Website and app data records:
◇ ◇ ◇ ◇ ◇ ◇ ◇

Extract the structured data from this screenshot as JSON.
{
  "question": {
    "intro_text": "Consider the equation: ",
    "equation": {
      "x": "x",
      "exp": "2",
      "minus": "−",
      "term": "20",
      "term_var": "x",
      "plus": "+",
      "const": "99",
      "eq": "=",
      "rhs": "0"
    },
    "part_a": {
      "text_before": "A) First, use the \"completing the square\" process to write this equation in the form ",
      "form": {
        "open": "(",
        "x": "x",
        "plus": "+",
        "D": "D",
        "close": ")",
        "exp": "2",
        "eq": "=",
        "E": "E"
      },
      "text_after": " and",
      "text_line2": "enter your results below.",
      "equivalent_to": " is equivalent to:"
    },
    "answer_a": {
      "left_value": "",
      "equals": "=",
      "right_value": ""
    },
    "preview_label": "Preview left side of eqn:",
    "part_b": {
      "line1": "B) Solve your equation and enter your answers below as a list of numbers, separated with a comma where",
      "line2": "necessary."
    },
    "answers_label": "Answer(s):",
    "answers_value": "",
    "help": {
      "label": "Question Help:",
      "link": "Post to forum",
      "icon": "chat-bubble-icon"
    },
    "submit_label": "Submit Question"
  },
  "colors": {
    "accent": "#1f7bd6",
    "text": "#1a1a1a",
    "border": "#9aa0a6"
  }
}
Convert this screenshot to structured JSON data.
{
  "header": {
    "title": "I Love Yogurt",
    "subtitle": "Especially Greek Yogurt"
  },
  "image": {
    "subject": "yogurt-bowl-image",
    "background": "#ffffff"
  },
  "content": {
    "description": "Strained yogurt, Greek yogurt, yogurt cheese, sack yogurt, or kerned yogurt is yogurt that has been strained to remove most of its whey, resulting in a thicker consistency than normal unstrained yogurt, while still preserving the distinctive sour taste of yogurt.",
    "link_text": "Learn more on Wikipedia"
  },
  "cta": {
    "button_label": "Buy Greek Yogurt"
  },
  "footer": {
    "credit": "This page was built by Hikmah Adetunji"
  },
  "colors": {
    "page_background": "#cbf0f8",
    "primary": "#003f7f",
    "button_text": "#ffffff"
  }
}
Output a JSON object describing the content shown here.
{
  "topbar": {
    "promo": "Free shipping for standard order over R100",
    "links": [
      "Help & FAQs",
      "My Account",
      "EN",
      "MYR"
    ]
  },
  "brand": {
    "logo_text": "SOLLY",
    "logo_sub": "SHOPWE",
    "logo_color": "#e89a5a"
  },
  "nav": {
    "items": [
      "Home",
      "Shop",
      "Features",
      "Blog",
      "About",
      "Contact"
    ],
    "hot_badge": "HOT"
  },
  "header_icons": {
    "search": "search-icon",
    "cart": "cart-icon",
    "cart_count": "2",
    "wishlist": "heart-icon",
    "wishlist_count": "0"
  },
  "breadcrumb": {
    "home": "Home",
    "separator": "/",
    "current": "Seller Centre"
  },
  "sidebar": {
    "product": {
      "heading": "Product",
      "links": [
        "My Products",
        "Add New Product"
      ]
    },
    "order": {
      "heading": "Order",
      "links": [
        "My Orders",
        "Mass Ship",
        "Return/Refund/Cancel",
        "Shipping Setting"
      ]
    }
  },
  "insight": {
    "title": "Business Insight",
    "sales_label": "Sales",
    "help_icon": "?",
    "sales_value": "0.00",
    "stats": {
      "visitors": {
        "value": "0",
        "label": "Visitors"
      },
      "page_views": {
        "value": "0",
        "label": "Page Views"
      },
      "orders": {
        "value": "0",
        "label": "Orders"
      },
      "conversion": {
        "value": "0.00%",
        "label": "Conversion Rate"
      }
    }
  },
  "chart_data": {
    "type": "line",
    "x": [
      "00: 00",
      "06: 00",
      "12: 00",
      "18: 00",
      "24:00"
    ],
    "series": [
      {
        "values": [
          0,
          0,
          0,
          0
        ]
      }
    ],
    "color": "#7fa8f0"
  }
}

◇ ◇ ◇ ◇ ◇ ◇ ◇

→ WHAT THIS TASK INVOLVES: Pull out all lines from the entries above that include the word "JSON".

→ OUTPUT FOR THIS EXERCISE:
Extract the structured data from this screenshot as JSON.
Convert this screenshot to structured JSON data.
Output a JSON object describing the content shown here.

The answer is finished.